Scotland's gearing to host the 2014 Commonwealth Games in Glasgow, so it's an exciting time for sport, whether you're a spectator or a participant.
Scotland has a strong sporting tradition and can lay claim to the invention of a number of the most popular sports played around the world today including golf, rugby and tennis.
In 2014, Glasgow hosts the 20th Commonwealth Games. It's an exciting time for sport in Scotland, whether you're a spectator or a participant.
Scotland has a diverse landscape, great for running. There are many well know runs held in Scotland, from the World Cross Country Championships in Edinburgh to the Loch Ness Marathon, where runners compete alongside the shores of the world's most famous loch.
Scotland offers all sorts of challenges for runners thanks to its unique landscapes, whether you fancy running road or glen, we have it all. You can take part in the Edinburgh Marathon, the UK's fastest marathon, taking in the sights of the nation's capital. Or experience the beauty of the Outer Hebrides with the Barrathlon, the Isle of Barra half marathon, taking in stunning scenery of white beaches and clear blue waters. If that doesn't sound like a big enough challenge, then there is always The Mighty Deerstalker, a truly turbo-charged action-packed run, taking in hill and glen, where the Laird of the Tweed Valley welcomes you in and challenges you to the course that covers mountains and water.
Running in Scotland really does offer something for everyone, from jogging in Scotland's cities to trail races in the hills.
Scotland is the Home of Golf and when it comes to golf it's very simple. As Jack Nicklaus once put it, 'Scotland is golf'! With over 550 courses to choose from it's not difficult to understand why the sport has become somewhat of a national obsession.
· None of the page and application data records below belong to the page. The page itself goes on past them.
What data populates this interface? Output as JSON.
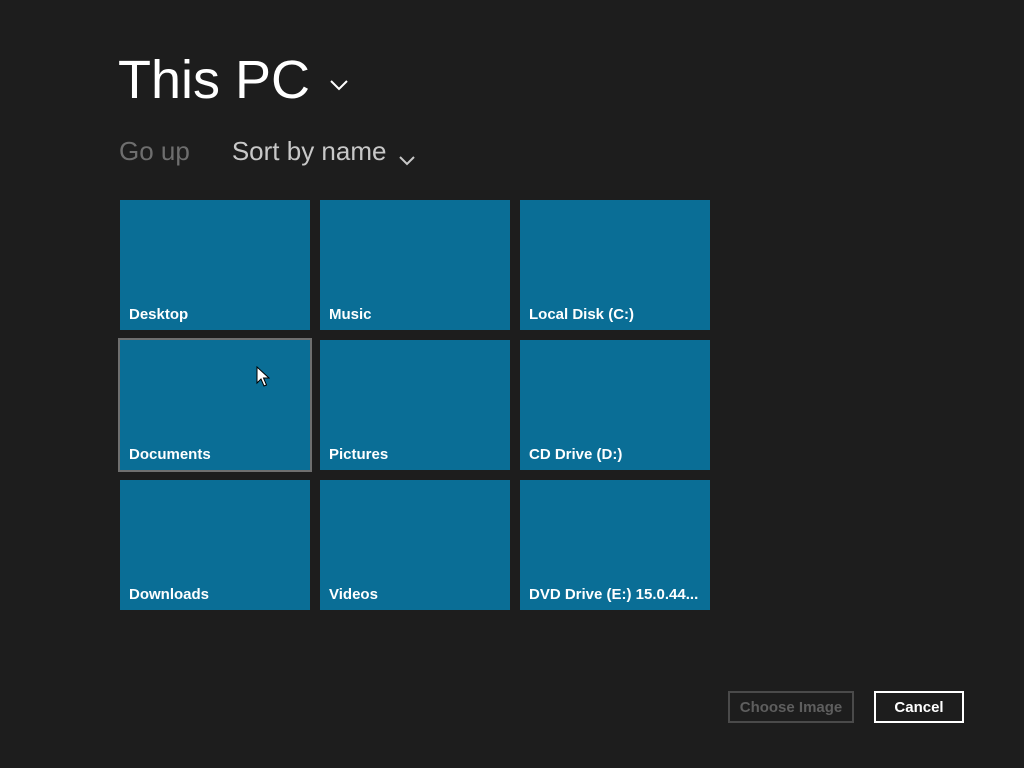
{
  "location": {
    "title": "This PC",
    "dropdown_icon": "chevron-down-icon"
  },
  "commands": {
    "go_up": "Go up",
    "sort": "Sort by name",
    "sort_icon": "chevron-down-icon"
  },
  "tiles": [
    {
      "label": "Desktop"
    },
    {
      "label": "Music"
    },
    {
      "label": "Local Disk (C:)"
    },
    {
      "label": "Documents"
    },
    {
      "label": "Pictures"
    },
    {
      "label": "CD Drive (D:)"
    },
    {
      "label": "Downloads"
    },
    {
      "label": "Videos"
    },
    {
      "label": "DVD Drive (E:) 15.0.44..."
    }
  ],
  "buttons": {
    "choose": "Choose Image",
    "cancel": "Cancel"
  },
  "colors": {
    "background": "#1d1d1d",
    "tile": "#0a6e96",
    "text": "#ffffff",
    "disabled": "#5e5e5e"
  }
}
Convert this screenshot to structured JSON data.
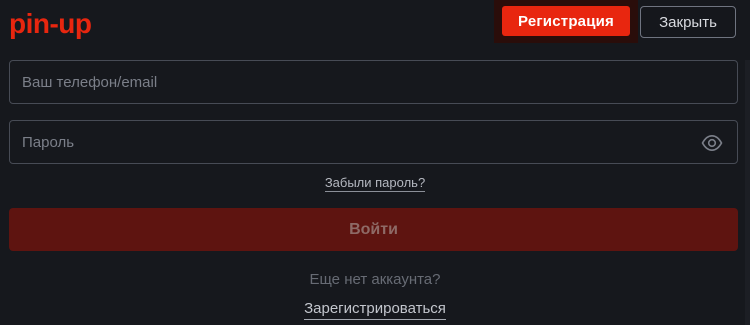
{
  "header": {
    "logo_text": "pin-up",
    "register_label": "Регистрация",
    "close_label": "Закрыть"
  },
  "colors": {
    "background": "#16181d",
    "accent": "#e8260f",
    "login_button": "#5e1410"
  },
  "form": {
    "phone_placeholder": "Ваш телефон/email",
    "password_placeholder": "Пароль",
    "password_toggle_icon": "eye-icon",
    "forgot_label": "Забыли пароль?",
    "login_label": "Войти"
  },
  "footer": {
    "no_account_text": "Еще нет аккаунта?",
    "register_link_label": "Зарегистрироваться"
  }
}
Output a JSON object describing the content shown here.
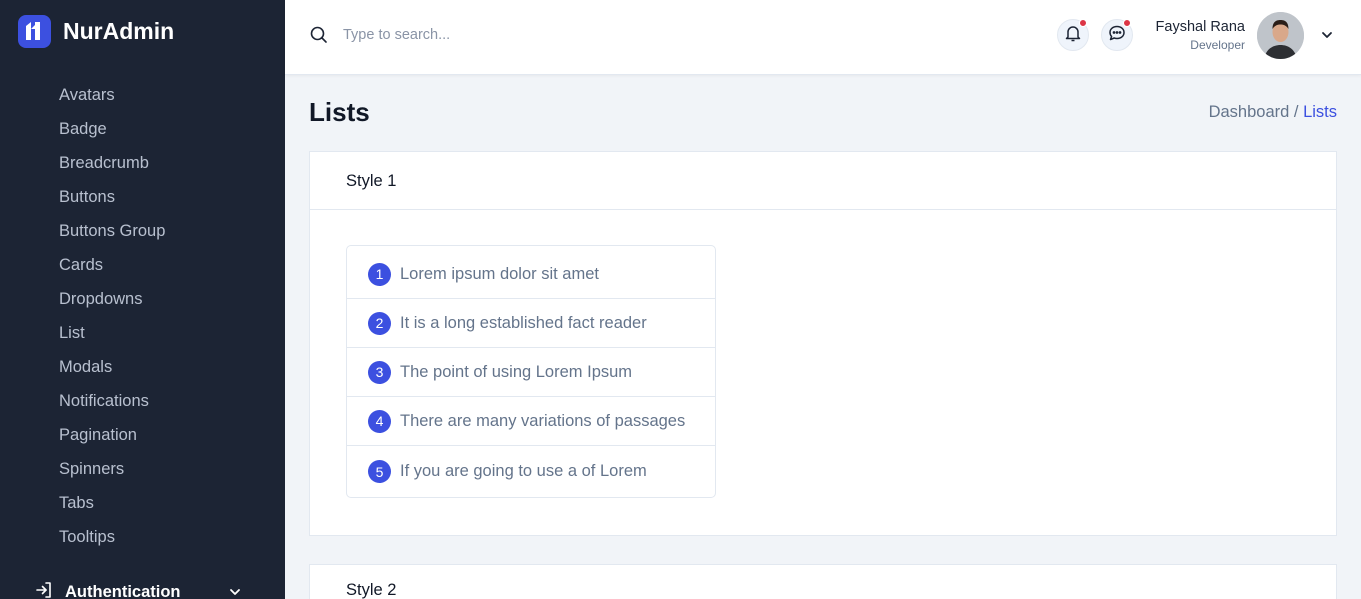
{
  "brand": {
    "name": "NurAdmin",
    "logo_icon": "nuradmin-logo-icon"
  },
  "sidebar": {
    "items": [
      {
        "label": "Avatars"
      },
      {
        "label": "Badge"
      },
      {
        "label": "Breadcrumb"
      },
      {
        "label": "Buttons"
      },
      {
        "label": "Buttons Group"
      },
      {
        "label": "Cards"
      },
      {
        "label": "Dropdowns"
      },
      {
        "label": "List"
      },
      {
        "label": "Modals"
      },
      {
        "label": "Notifications"
      },
      {
        "label": "Pagination"
      },
      {
        "label": "Spinners"
      },
      {
        "label": "Tabs"
      },
      {
        "label": "Tooltips"
      }
    ],
    "section": {
      "label": "Authentication",
      "icon": "login-icon"
    }
  },
  "header": {
    "search": {
      "placeholder": "Type to search..."
    },
    "user": {
      "name": "Fayshal Rana",
      "role": "Developer"
    }
  },
  "page": {
    "title": "Lists",
    "breadcrumb": {
      "parent": "Dashboard /",
      "current": "Lists"
    }
  },
  "cards": [
    {
      "title": "Style 1",
      "items": [
        {
          "num": "1",
          "text": "Lorem ipsum dolor sit amet"
        },
        {
          "num": "2",
          "text": "It is a long established fact reader"
        },
        {
          "num": "3",
          "text": "The point of using Lorem Ipsum"
        },
        {
          "num": "4",
          "text": "There are many variations of passages"
        },
        {
          "num": "5",
          "text": "If you are going to use a of Lorem"
        }
      ]
    },
    {
      "title": "Style 2"
    }
  ],
  "colors": {
    "sidebar_bg": "#1c2434",
    "accent": "#3c50e0",
    "badge_dot": "#dc3545",
    "page_bg": "#f1f4f8"
  }
}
For the golf enthusiast this offers more courses than days in the year to play them. Perhaps of most renown though are Scotland's illustrious links courses - the Old Course at St Andrews, Royal Troon, Carnoustie, Muirfield and Turnberry - which regularly play host to the British Open, and have produced some of the most memorable and awe-inspiring golfing moments. Wherever you decide to play, a round of golf in Scotland will undoubtedly become a treasured memory.
When the winter rolls around a host of sports get going as Scotland becomes a Mecca for an ever increasing number of skiers and snowboarders. Scotland's many mountain ranges – from the Cairngorms to Glenshee and Glencoe – offer some of the most exhilarating winter climbing in the world, and the best skiing facilities in the UK. For something a little less challenging, remember that serious hill walkers say that you haven't really walked in Scotland until you've experienced the mountains in winter...
With over 6,000 lochs and lakes and 6,200 miles of coastline, it's small wonder that watersports enthusiasts are flocking to Scotland: canoeing, kayaking, surfing, diving and sailing are all catered for. The Tiree Wave Classic is now a key event fixture for windsurfing, with hundreds of pro-windsurfers descending on the island to take part in the week-long competition. The O'Neill Coldwater Classic is held ever year in Thurso, mainland's Scotland's most northerly town, where over a hundred of the world's best surfers compete in this ASP World Qualifying Series (WQS) event.
Away from the great outdoors you'll find that every city in Scotland has sports centres and gyms catering for every conceivable sporting activity, with great coaching and competition opportunities in a variety of sports. Scotland even has its own Tennis Academy at Gannochy Tennis Centre, based at Stirling University. Small wonder we're producing international sports stars of the caliber of Andy Murray.
There are also the more traditional sporting pursuits. People from all walks of life enjoy our unparalleled shooting and fishing. Today, over a century later, the Highlands are still the world's number one destination for these activities, while other Scottish traditions like bagpiping, Highland dancing, caber-throwing and the tug-o-war find their ultimate expression in the Highland Games, which are held at various locations across Scotland throughout the summer months.